High marks to the The Wall Street Journal for its story about the externalized costs of agricultural runoff into the Mississippi River.

The article is interactive.  Take a look.

It traces how agriculture pollutes 2300 miles of the Mississippi river from Minnesota to the Gulf of Mexico. through a “”journey downriver [that] reveals how the agricultural industry is contributing to one of the nation’s biggest ecological disasters.”

Every summer, nutrients from the Mississippi pour into the Gulf, fueling algae blooms that starve the water of oxygen and kill sea life. Heavy rainfall throughout the Mississippi River watershed this spring led to record-high river flows, boosting nitrate and phosphorus loads. As a result, scientists predict this year’s “dead zone” will total 7,829 square miles, an area roughly the size of Massachusetts, and close to the record set in 2017.

The pollution starts in Minnesota, and you can see where it comes from.

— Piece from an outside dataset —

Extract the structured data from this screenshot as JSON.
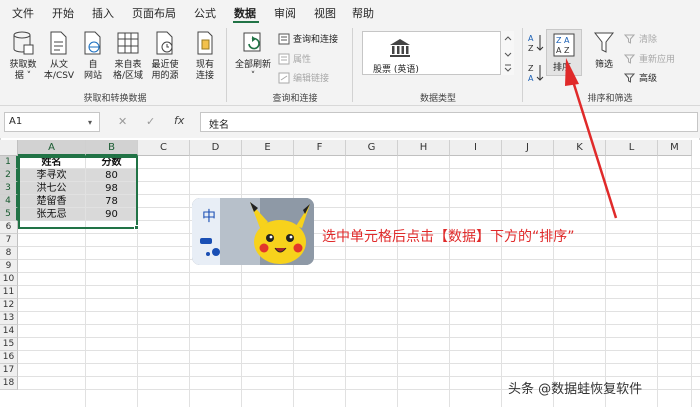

Along the way, nitrates accumulate in the water.  Iowa alone releases hundreds of thousands of tons of nitrates into the Mississippi every year.

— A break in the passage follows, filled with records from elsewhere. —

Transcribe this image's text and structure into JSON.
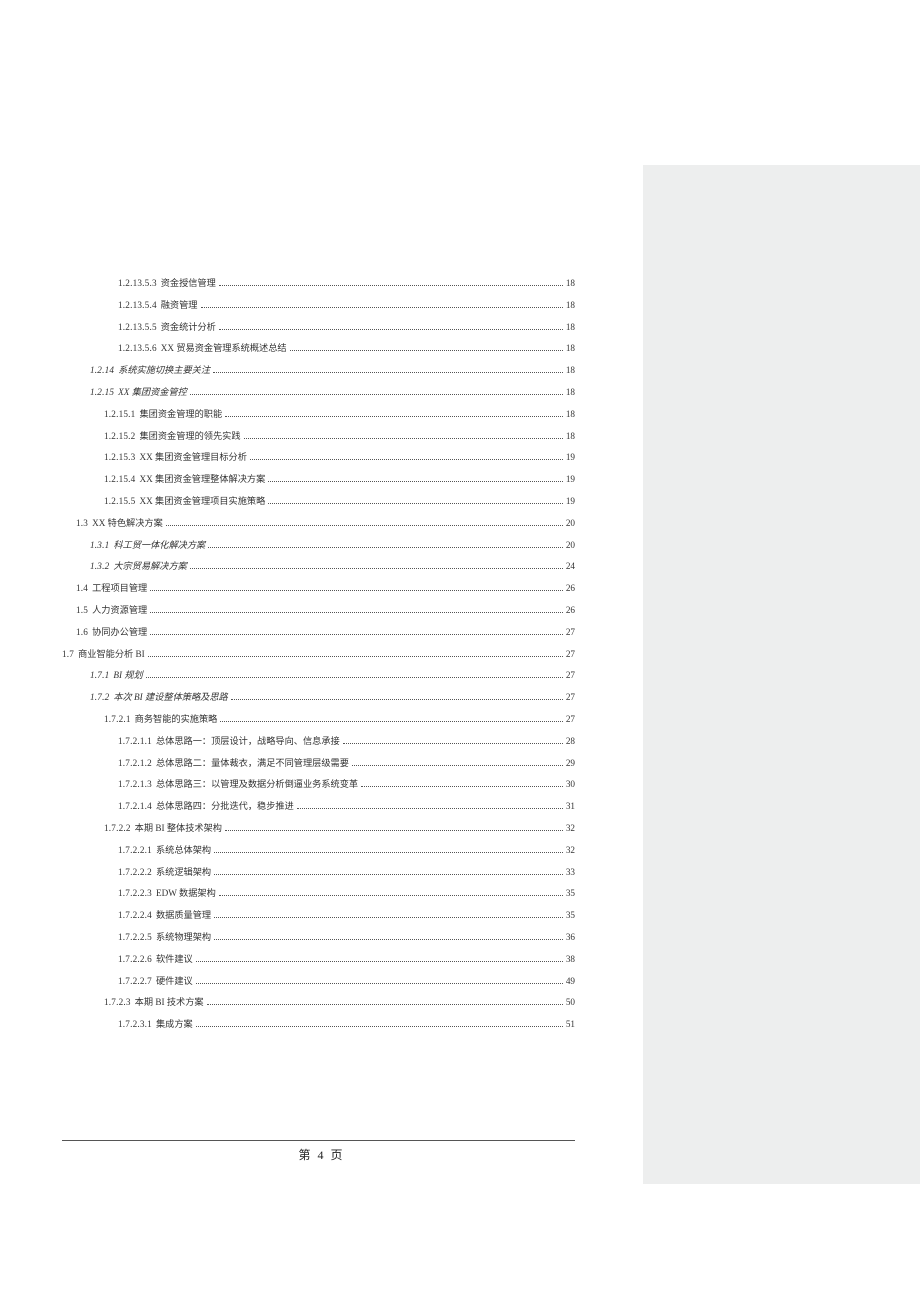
{
  "footer": {
    "prefix": "第",
    "num": "4",
    "suffix": "页"
  },
  "toc": [
    {
      "lvl": 4,
      "num": "1.2.13.5.3",
      "title": "资金授信管理",
      "page": "18",
      "italic": false
    },
    {
      "lvl": 4,
      "num": "1.2.13.5.4",
      "title": "融资管理",
      "page": "18",
      "italic": false
    },
    {
      "lvl": 4,
      "num": "1.2.13.5.5",
      "title": "资金统计分析",
      "page": "18",
      "italic": false
    },
    {
      "lvl": 4,
      "num": "1.2.13.5.6",
      "title": "XX 贸易资金管理系统概述总结",
      "page": "18",
      "italic": false
    },
    {
      "lvl": 2,
      "num": "1.2.14",
      "title": "系统实施切换主要关注",
      "page": "18",
      "italic": true
    },
    {
      "lvl": 2,
      "num": "1.2.15",
      "title": "XX 集团资金管控",
      "page": "18",
      "italic": true
    },
    {
      "lvl": 3,
      "num": "1.2.15.1",
      "title": "集团资金管理的职能",
      "page": "18",
      "italic": false
    },
    {
      "lvl": 3,
      "num": "1.2.15.2",
      "title": "集团资金管理的领先实践",
      "page": "18",
      "italic": false
    },
    {
      "lvl": 3,
      "num": "1.2.15.3",
      "title": "XX 集团资金管理目标分析",
      "page": "19",
      "italic": false
    },
    {
      "lvl": 3,
      "num": "1.2.15.4",
      "title": "XX 集团资金管理整体解决方案",
      "page": "19",
      "italic": false
    },
    {
      "lvl": 3,
      "num": "1.2.15.5",
      "title": "XX 集团资金管理项目实施策略",
      "page": "19",
      "italic": false
    },
    {
      "lvl": 1,
      "num": "1.3",
      "title": "XX 特色解决方案",
      "page": "20",
      "italic": false
    },
    {
      "lvl": 2,
      "num": "1.3.1",
      "title": "科工贸一体化解决方案",
      "page": "20",
      "italic": true
    },
    {
      "lvl": 2,
      "num": "1.3.2",
      "title": "大宗贸易解决方案",
      "page": "24",
      "italic": true
    },
    {
      "lvl": 1,
      "num": "1.4",
      "title": "工程项目管理",
      "page": "26",
      "italic": false
    },
    {
      "lvl": 1,
      "num": "1.5",
      "title": "人力资源管理",
      "page": "26",
      "italic": false
    },
    {
      "lvl": 1,
      "num": "1.6",
      "title": "协同办公管理",
      "page": "27",
      "italic": false
    },
    {
      "lvl": 0,
      "num": "1.7",
      "title": "商业智能分析 BI",
      "page": "27",
      "italic": false
    },
    {
      "lvl": 2,
      "num": "1.7.1",
      "title": "BI 规划",
      "page": "27",
      "italic": true
    },
    {
      "lvl": 2,
      "num": "1.7.2",
      "title": "本次 BI 建设整体策略及思路",
      "page": "27",
      "italic": true
    },
    {
      "lvl": 3,
      "num": "1.7.2.1",
      "title": "商务智能的实施策略",
      "page": "27",
      "italic": false
    },
    {
      "lvl": 4,
      "num": "1.7.2.1.1",
      "title": "总体思路一：顶层设计，战略导向、信息承接",
      "page": "28",
      "italic": false
    },
    {
      "lvl": 4,
      "num": "1.7.2.1.2",
      "title": "总体思路二：量体裁衣，满足不同管理层级需要",
      "page": "29",
      "italic": false
    },
    {
      "lvl": 4,
      "num": "1.7.2.1.3",
      "title": "总体思路三：以管理及数据分析倒逼业务系统变革",
      "page": "30",
      "italic": false
    },
    {
      "lvl": 4,
      "num": "1.7.2.1.4",
      "title": "总体思路四：分批迭代，稳步推进",
      "page": "31",
      "italic": false
    },
    {
      "lvl": 3,
      "num": "1.7.2.2",
      "title": "本期 BI 整体技术架构",
      "page": "32",
      "italic": false
    },
    {
      "lvl": 4,
      "num": "1.7.2.2.1",
      "title": "系统总体架构",
      "page": "32",
      "italic": false
    },
    {
      "lvl": 4,
      "num": "1.7.2.2.2",
      "title": "系统逻辑架构",
      "page": "33",
      "italic": false
    },
    {
      "lvl": 4,
      "num": "1.7.2.2.3",
      "title": "EDW 数据架构",
      "page": "35",
      "italic": false
    },
    {
      "lvl": 4,
      "num": "1.7.2.2.4",
      "title": "数据质量管理",
      "page": "35",
      "italic": false
    },
    {
      "lvl": 4,
      "num": "1.7.2.2.5",
      "title": "系统物理架构",
      "page": "36",
      "italic": false
    },
    {
      "lvl": 4,
      "num": "1.7.2.2.6",
      "title": "软件建议",
      "page": "38",
      "italic": false
    },
    {
      "lvl": 4,
      "num": "1.7.2.2.7",
      "title": "硬件建议",
      "page": "49",
      "italic": false
    },
    {
      "lvl": 3,
      "num": "1.7.2.3",
      "title": "本期 BI 技术方案",
      "page": "50",
      "italic": false
    },
    {
      "lvl": 4,
      "num": "1.7.2.3.1",
      "title": "集成方案",
      "page": "51",
      "italic": false
    }
  ]
}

The externalized costs?

  • For communities along the way, it’s loss of potable water, construction of plants to remove nitrates from the water, dependence of bottled water, and higher water costs overall.
  • For the Gulf of Mexico, it’s a enormous dead zone that prevents fishing and recreation.

Do the polluters pay?  No.  Taxpayers do.  That’s why the costs are called “externalized.”

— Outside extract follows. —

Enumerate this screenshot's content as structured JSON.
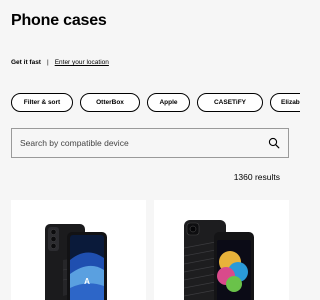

No wonder Big Ag opposes environmental regulations.

 

Feb 14 2019

Some hopeful news on the chemicals-in-food front

Three items for a happy Valentine’s day

I.  Food animal producers are using fewer antibiotics

According to a report from the FDA, U.S. sales of antibiotic drugs decreased:

  • By 33% from 2016 through 2017.
  • By 43% from 2015 (the year of peak sales) through 2017.
  • By 28% from 2009 (the first year of reported sales) through 2017.

Of antibiotic drugs sold, these estimated percentages were intended for use in these animals

  • 42% for cattle
  • 36% for pigs
  • 12% for turkeys
  • 5% for chickens
  • 5% for other species or unknown

These percentages of these antibiotic drugs were intended for use in cattle

  • 80% of cephalosporins
  • 72% of sulfas
  • 48% of aminoglycocides
  • 44% of tetracyclines

These were intended for use in swine

  • 84% of lincosamides
  • 40% of macrolides

These were intended for use in turkey

61% of penicillins

II.  The Farm Foundation and The Pew Charitable Trusts have produced this framework for judicious use of antibiotics.

III.  USDA tests for pesticide residues mostly find low levels

USDA has issued its annual summary report on the results of its pesticide sampling of fresh and processed fruits and vegetables.

The good news: Half the samples tested had no detectable residues.

But try and get your head around this:

Three samples of kale (2 from California and 1 imported from Mexico) contained residues of 17 pesticides.

Excuse me, but 17 different pesticides to grow kale?

OK, “none of the residues found on the kale samples exceeded the established tolerances,” but still.

Could be worse, but could be a lot better.

Organics, anyone?

Jan 29 2019

My latest honor: “Crankster!”

I don’t usually pay attention to what the American Council for Science and Health (ACSH) says or does, mainly because it is a long-standing front group for the food and chemical industries, and it predictably supports the interests of those industries over public health (see US Right to Know’s analysis).

But then I read this from the Center on Media and Democracy: Corporate Front Group, American Council on Science and Health, Smears List of Its Enemies as “Deniers for Hire.”

Smeared by the site are scientists Tyrone Hayes, Stephanie Seneff, and Gilles-Éric Séralini; New York Times reporter Danny Hakim and columnist Mark Bittman; well-known food and science writer Michael Pollan; nutrition and food studies professor Marion Nestle; public interest groups like U.S. Right to Know, Greenpeace, Natural Resources Defense Council (NRDC), Sierra Club, the Environmental Working Group, and Union of Concerned Scientists; past and present CMD staff, and many other individuals ACSH does not like.

Clearly, I’m in good company.  But what, exactly, have I—a “Crankster,” apparently—done to deserve this honor?  It seems that I:

What can I say?  Read my work and decide for yourself if such concerns are justified.